Miller added a lot of parents encourage their children to head to a four-year college “right out of high school … Maybe they want to go to college later, but they want to earn some money now.”

Both Miller and Sawyer said they speak with parents and students about the opportunities available in manufacturing.

Sawyer said she sits on the advisory board for the Computer-Aided Design and Engineering Technologies program (CADET) offered by the Six District Educational Compact and the company brings student groups through the facility for tours.

She said Esterle hires high school students to work part-time in the plastics facility and noted the manufacturing jobs at Esterle do not require a college degree.

“You can be put to work right out of high school and you could be earning money immediately,” she said.

Miller said his company hires high school students who are between their junior and senior years to work at Kyocera during the summer, and to work a reduced-hour schedule during the school year. He added the firm has “quite a few success stories” of young people who end up working for Kyocera full time.

Miller said Kyocera will completely pay for a student’s apprenticeship program at Stark State College and offers a tuition reimbursement program.

“If they get an A, we pay 100 percent of their tuition,” noted Miller. “Imagine their kid graduating from college and not having any debt.”

Miller also noted Kyocera donates tools to high schools and colleges that have machining programs. He also provides guidance to high school students on building a resume and how to interview for a job. 

Celebrating manufacturing jobs, looking ahead

ConxusNEO is an organization that unites manufacturers, educators and government officials in an effort to “better align” training with the jobs that are available, said Trenner.

Stanchina said ConxusNEO last June organized a Signing Day event at Kyocera in Cuyahoga Falls. Instead of athletes announcing where they were going to college to continue their athletic career, five students who were being hired to work for manufacturers had a chance to enjoy the spotlight. Two of them were from the Compact's CADET program. She added the event focused on the fact that each student was employed, “making a lot of money” with benefits, and had the chance to receive tuition reimbursement. Each student was set to earn in the ballpark of $32,000 per year, she said.

“I think that is just fine for somebody who just graduated from high school,” said Stanchina. “I think the sky's the limit for kids that are interested in something like this.”

More collaboration is starting to occur. Trenner said Stow city officials are working with the schools and some manufacturers to form a partnership. He noted city and school officials are trying to make themselves “more familiar with the needs of the manufacturers,” and figure out how best to help manufacturers.

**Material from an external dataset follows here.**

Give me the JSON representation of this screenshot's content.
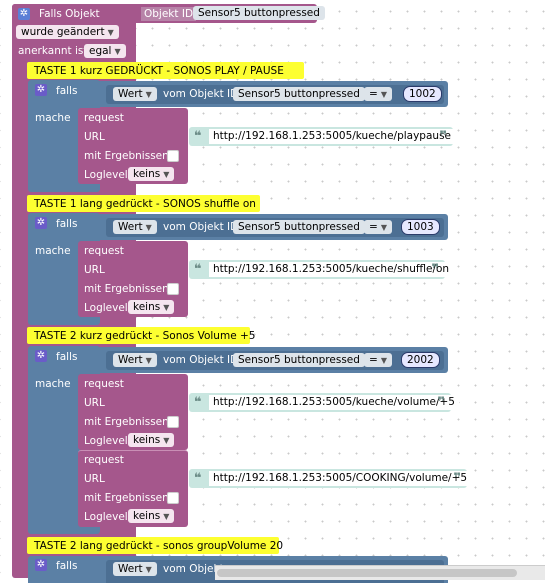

“We're just getting started,” said Trenner. “Everybody's pretty excited about it.”

Editor’s note: Mark Williams of the Columbus Dispatch contributed to this story.

Reporter Phil Keren can be reached at 330-541-9421, pkeren@recordpub.com, or on Twitter at @keren_phil.